Men should be screened beginning at age 50. The gold standard is a colonoscopy. Other screening exams include a yearly fecal occult blood test (which can find blood in the stool) or, every five years, a fecal blood test combined with an exam called a sigmoidoscopy, which examines the lower part of the colon.
Men with risk factors such as a family history of diabetes, being overweight, or experiencing diabetic symptoms should be screened with a fasting blood test that measures the amount of blood sugar.
If a patient or his spouse reports a hearing problem, or if the patient works in a job with excessive noise, your provider will order a hearing test.
High blood pressure
Every man over age 18 should have his blood pressure checked at least once a year.
Men ages 20 to 35 who have cardiovascular disease risk factors such as diabetes should be screened. After age 35, men should be screened once every five years if normal, or more often if levels are borderline.

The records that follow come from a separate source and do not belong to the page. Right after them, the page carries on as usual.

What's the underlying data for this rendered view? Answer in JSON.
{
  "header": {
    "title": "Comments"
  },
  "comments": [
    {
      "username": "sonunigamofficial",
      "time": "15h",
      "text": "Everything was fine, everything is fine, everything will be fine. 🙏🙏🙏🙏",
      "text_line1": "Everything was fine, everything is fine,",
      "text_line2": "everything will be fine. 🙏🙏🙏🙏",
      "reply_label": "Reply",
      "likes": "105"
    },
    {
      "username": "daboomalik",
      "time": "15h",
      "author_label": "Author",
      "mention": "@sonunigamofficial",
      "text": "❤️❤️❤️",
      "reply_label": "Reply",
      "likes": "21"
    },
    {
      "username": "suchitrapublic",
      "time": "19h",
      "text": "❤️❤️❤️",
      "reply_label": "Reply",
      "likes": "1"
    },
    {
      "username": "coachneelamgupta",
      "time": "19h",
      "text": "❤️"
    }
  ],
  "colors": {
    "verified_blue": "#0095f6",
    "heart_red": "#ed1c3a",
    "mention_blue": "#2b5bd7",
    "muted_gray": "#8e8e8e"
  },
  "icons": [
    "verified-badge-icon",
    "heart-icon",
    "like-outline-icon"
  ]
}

Beginning at age 55, men should discuss with their physicians the pros and cons of the PSA prostate cancer screening test and jointly decide whether the test is appropriate for them.
Abdominal aortic aneurysm
This is a bulge in the large blood vessel that supplies the abdomen and lower body. If it ruptures, it will cause severe bleeding that often is fatal. Men aged 65 to 75 who have ever smoked should be screened with an ultrasound.
Our providers also screen men for depression, smoking and alcohol abuse and talks to men about controlling their weight, getting enough physical activity and avoiding risky sexual behavior.
Congratulations to all of our employees celebrating milestone service anniversaries this year. Each person receives a commemorative pin they can wear on their badge signifying their dedication and service.
Annual Education Update
Donalsonville Hospital employees are constantly learning and growing in their respective roles. Whether it's traveling to conferences or workshops, experiencing in-hospital training or the Donalsonville Hospital Annual Update, we want our employees to be able to offer the most up-to-date quality healthcare.
Each May around National Hospital Week EVERY employee comes through our Poster Board Education center to refresh their skills and learn updates on rules and regulations.